DUBLIN — It is the goal of every basketball team to outscore the opposition. But in the case of the Dublin boys, that goal has a more literal meaning.
Dublin, now in its fourth year under coach Will Parker, has not only evolved into one of the top Class 3A teams in the Big Country, but it’s also one of the highest-scoring small-school teams in the state of Texas.
A frenetic tempo, more common at 5A and 6A schools, is at the heart of it — with the Lions throwing caution to the wind and having fun doing it.
“It’s pretty fun because we get up and down the floor and score quick,” said junior guard Angel Ramirez, who is second on the team in scoring, averaging 18.1 points per game. “We force the other team to play defense quicker so we can put more pressure on them and score more points that way.”
Contrary to old-school thinking, it doesn’t matter which team is theoretically more talented in the Dublin doctrine.
Rather than concerning themselves with slowing a better team down, fourth-year coach Will Parker’s approach is to speed the opposition out of its comfort zone.
The system is considered risky at the small-school levels, where less depth and fewer quality ball handlers are generally available.
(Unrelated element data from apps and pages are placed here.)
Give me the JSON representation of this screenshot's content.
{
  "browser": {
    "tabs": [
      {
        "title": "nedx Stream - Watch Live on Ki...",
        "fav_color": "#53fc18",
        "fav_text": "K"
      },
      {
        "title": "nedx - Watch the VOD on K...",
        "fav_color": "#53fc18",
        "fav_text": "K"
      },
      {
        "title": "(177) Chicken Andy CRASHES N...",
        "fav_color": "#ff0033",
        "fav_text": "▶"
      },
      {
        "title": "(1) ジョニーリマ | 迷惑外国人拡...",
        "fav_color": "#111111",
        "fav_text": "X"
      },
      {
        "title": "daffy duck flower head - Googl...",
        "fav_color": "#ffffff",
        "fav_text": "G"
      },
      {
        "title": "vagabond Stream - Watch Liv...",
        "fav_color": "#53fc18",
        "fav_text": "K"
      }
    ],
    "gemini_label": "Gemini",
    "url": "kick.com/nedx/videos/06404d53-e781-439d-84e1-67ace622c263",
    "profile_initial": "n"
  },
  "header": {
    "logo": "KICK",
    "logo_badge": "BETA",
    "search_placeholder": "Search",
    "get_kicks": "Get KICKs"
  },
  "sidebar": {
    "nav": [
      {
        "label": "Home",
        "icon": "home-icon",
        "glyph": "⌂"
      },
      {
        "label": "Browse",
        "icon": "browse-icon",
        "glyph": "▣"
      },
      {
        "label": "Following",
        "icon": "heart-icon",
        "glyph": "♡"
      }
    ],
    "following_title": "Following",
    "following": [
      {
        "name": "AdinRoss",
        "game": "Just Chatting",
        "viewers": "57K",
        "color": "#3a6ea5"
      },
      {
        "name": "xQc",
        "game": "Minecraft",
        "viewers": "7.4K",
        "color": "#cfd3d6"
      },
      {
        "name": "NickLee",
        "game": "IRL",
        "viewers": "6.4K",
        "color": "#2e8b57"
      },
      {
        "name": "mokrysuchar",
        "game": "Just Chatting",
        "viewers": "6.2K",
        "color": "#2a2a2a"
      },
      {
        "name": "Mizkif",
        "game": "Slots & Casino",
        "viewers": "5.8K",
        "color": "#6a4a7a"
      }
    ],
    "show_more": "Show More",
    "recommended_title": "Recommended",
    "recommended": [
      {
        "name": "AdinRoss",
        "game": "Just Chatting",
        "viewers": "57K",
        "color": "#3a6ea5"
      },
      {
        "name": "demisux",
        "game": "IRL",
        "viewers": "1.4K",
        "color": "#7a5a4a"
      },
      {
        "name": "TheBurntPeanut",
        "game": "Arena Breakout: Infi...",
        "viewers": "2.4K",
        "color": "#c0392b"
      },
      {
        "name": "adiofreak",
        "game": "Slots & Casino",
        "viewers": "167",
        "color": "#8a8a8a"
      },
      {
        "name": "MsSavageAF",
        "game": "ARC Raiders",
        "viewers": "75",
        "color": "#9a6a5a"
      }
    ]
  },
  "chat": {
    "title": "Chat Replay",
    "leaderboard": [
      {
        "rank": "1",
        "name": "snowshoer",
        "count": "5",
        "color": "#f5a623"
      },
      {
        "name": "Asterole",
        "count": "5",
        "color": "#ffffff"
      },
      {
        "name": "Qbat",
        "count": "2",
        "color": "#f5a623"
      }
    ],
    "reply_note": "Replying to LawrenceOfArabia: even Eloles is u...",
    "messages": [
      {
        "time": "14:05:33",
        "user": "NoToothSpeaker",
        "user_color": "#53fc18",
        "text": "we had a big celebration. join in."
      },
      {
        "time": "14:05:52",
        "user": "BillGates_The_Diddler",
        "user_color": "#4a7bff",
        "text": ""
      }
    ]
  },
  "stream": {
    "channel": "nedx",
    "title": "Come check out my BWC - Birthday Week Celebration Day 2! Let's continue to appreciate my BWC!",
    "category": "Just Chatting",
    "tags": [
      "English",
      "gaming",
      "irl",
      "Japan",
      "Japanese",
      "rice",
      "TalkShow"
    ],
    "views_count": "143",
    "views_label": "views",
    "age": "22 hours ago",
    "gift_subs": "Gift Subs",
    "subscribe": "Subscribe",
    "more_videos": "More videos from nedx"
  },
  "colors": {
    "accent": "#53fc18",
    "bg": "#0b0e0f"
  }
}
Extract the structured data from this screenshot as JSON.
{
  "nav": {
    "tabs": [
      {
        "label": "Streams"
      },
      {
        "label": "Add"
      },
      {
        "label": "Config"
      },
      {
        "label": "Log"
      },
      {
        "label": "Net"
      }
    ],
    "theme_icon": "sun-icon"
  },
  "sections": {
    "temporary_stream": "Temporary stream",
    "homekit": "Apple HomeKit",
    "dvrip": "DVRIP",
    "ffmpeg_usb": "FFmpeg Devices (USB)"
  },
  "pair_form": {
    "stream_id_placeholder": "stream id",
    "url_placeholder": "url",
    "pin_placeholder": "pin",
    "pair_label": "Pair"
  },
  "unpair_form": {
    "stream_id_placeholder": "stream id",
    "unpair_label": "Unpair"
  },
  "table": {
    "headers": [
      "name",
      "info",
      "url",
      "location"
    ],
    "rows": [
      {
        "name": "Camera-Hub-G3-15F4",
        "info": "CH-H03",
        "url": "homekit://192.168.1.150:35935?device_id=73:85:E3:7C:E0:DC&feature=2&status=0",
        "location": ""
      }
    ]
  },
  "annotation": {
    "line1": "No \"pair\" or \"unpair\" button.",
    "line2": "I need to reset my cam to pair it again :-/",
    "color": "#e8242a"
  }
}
Yet in Dublin’s case, it’s working.
The Lions carry a 14-5 overall record, a 4-0 district mark and a scoring average of 72.8 points per game into Friday’s District 6-3A matchup with Cisco (17-3, 4-0) — the third straight year DHS has averaged more than 70 points per game.
“I played at Southwest High School in Fort Worth (under) coach Scott Gray, and this is how we played,” Parker said. “I started asking a lot of questions and the philosophy behind it made a lot of sense.
“When you play up-tempo basketball, you get more possessions offensively and defensively, so you get better faster. When we’re getting twice as many possessions as other teams are getting in slow-it-down basketball, those are more reps and opportunities for us to work on things.
“Offensively, there’s more film for us to look at, break down and talk to guys about. So from a statistical standpoint, it makes it easier to coach basketball in my opinion.”
The idea didn’t catch on immediately.
Parker’s Lions struggled through a 7-19 campaign in his debut season in 2016-17. A year later, however, that record jumped to 25-9, followed by a 25-7 finish last year, with scoring averages of 77.5 and 79.2 points per game, respectively.
“One of the (worrisome) things for me was could we go to a small town like Dublin and play this up-tempo basketball?” Parker said. “In the city you see it all the time in Fort Worth and Dallas.
“At those schools everybody plays that way. Out here, I was taking a gamble to try something new, but I believed in it.”
The premise is simple: Pressure the basketball, run whenever possible, shoot when open, be relentless and let the chips fall where they may. Don’t worry, be happy.
Of course, the approach does have a downside.
On occasion, when the Lions have a cold shooting night against a more talented opponent, they can suffer unusually large blowout losses. A 94-68 loss to Lipan this season could serve as an example, as could an 85-57 loss at Lampasas in 2017.
That, in Parker’s book, is an acceptable price to pay, as long as the Lions improve appreciably over the course of a season.
“There are those times when we get blown out, and playing this way leaves you kind of vulnerable to that,” Parker said. “But I think the reward is far greater.
“When we played Brownwood this year and we won 61-60, we were in that game against a team you could argue is better than we are. But we were making them get up and down the court and we were wearing them down. A lot of the teams that play a puzzle piece, chess match kind of basketball, aren’t used to playing this style.
“We feel giving our guys something different and unique is a challenge for the other team.”
It’s also popular among the Dublin players, four of whom are averaging double-digit scoring, topped by Blake Porter at 19.8 points per game. Jacob Stanley and Jakob Seals toss in 12.4 and 11.8 points, respectively.
“It’s tough to go from a cookie-cutter offense to this fast-paced, out of control style of basketball,” Parker said. “The first year, we went 7-19 and it was really tough. But luckily I had a good group of sophomores who really bought in to it.
“It’s because these guys believe in what we’re doing.”